A female Pakistani air force pilot was killed on Tuesday when her trainer jet crashed near the central town of Mianwali, the military said, the first such loss for the country’s tiny community of women pilots.
The crash happened during “routine operational training”, the air force said in a statement. A second pilot survived.
“Squadron leader Saqib Abbasi and flying officer Marium Mukhtiar were on a routine operational training mission when it encountered a serious in-flight emergency during the final stages of the mission,” the air force said.
“Ensuring safety of life and property of civilian population on ground, both the pilots ejected and the aircraft crashed near Kundian, Mianwali.”
Mukhtiar is the first female pilot of the Pakistan air force to be killed while on duty.
The air force had 19 women pilots in 2013, the last year for which the figure was immediately available.
In an interview with BBC early last year, Mukhtiar had talked about the challenges of being a female pilot in a male-dominated environment.
Mukhtiar said she joined the air force because she was inspired by the “pomp” and wanted to do “something different.”
She also said her mother had been concerned about her decision to join the force but had supported her throughout.
Pakistan is a highly traditional, patriarchal society where opportunities for women are limited.
But in 2006, seven women broke into one of the country’s most exclusive male clubs to graduate as fighter pilots – perhaps the most prestigious job in the powerful military and for six decades closed to them.
Tuesday’s crash is the latest deadly accident to hit Pakistan’s military.
In May, a military helicopter carrying diplomats to inspect a tourism project crashed, killing seven people, including the ambassadors of Norway and Philippines.

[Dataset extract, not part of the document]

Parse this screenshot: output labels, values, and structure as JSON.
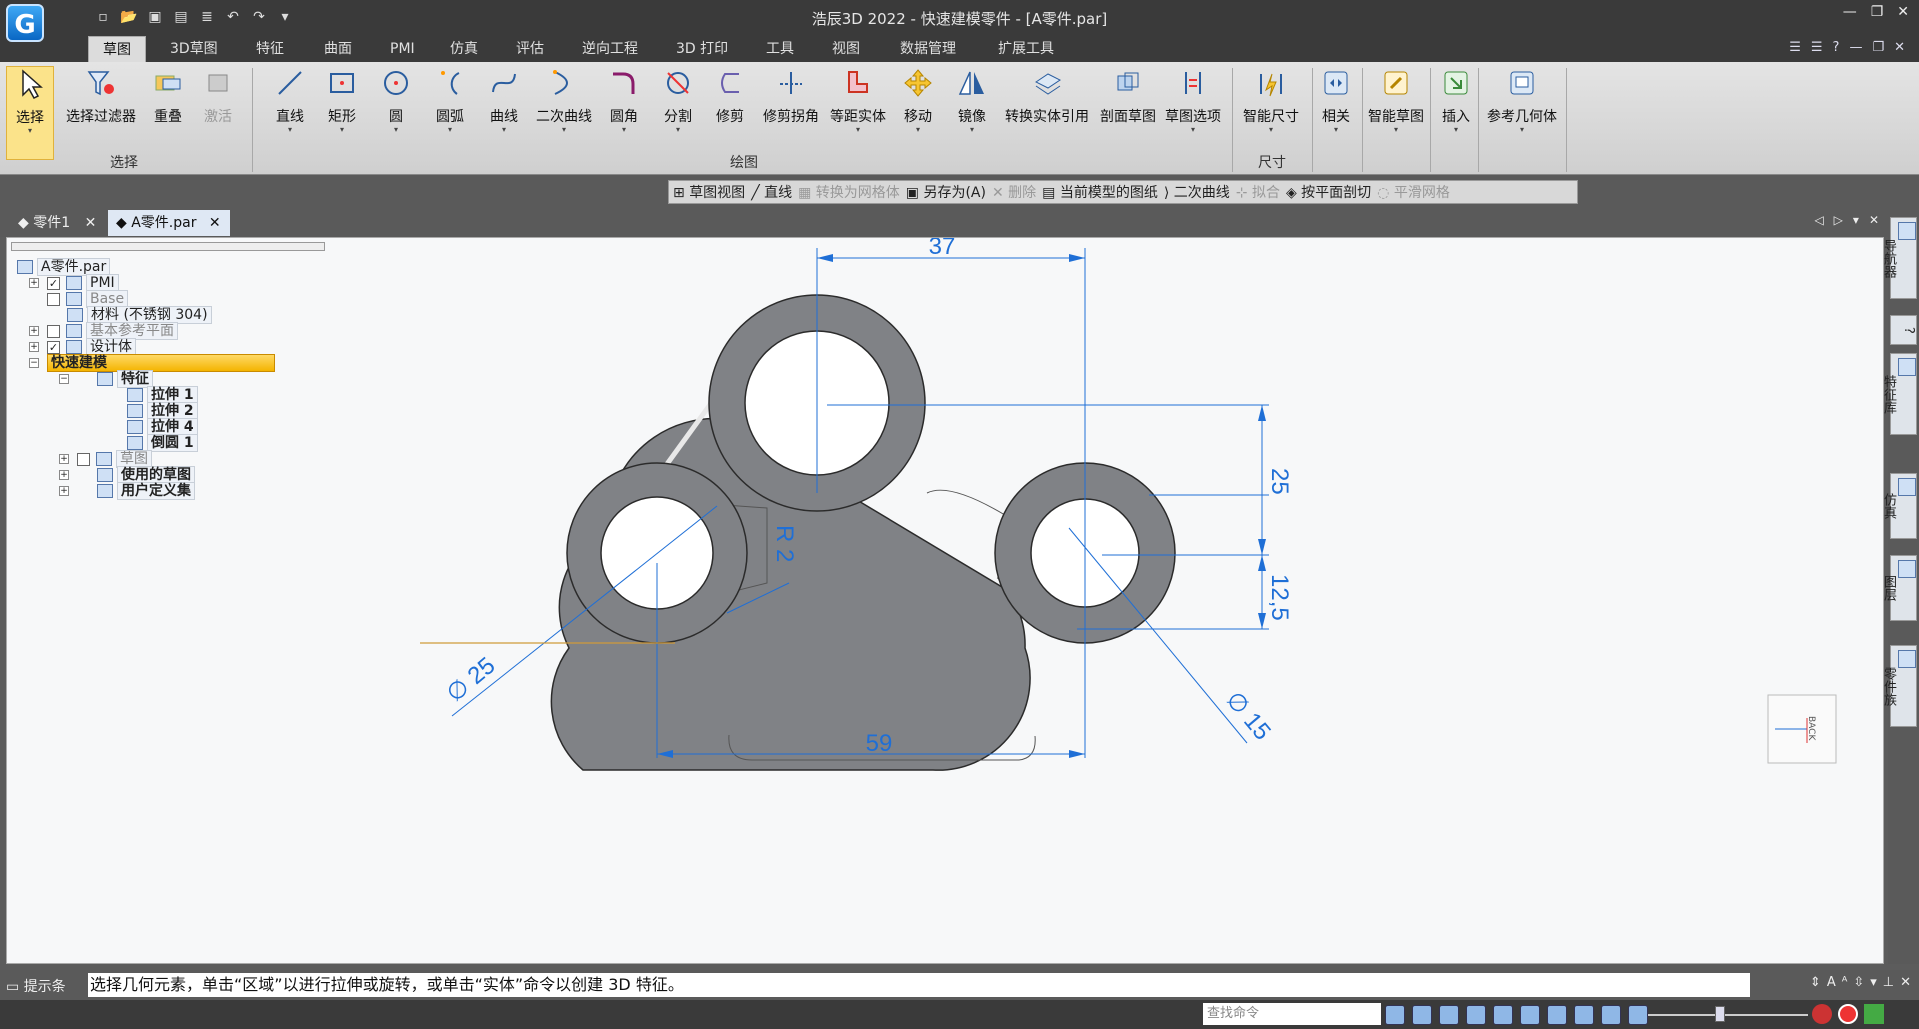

In August, another military helicopter being used as an air ambulance crashed near the northern district of Mansehra, killing 12 people.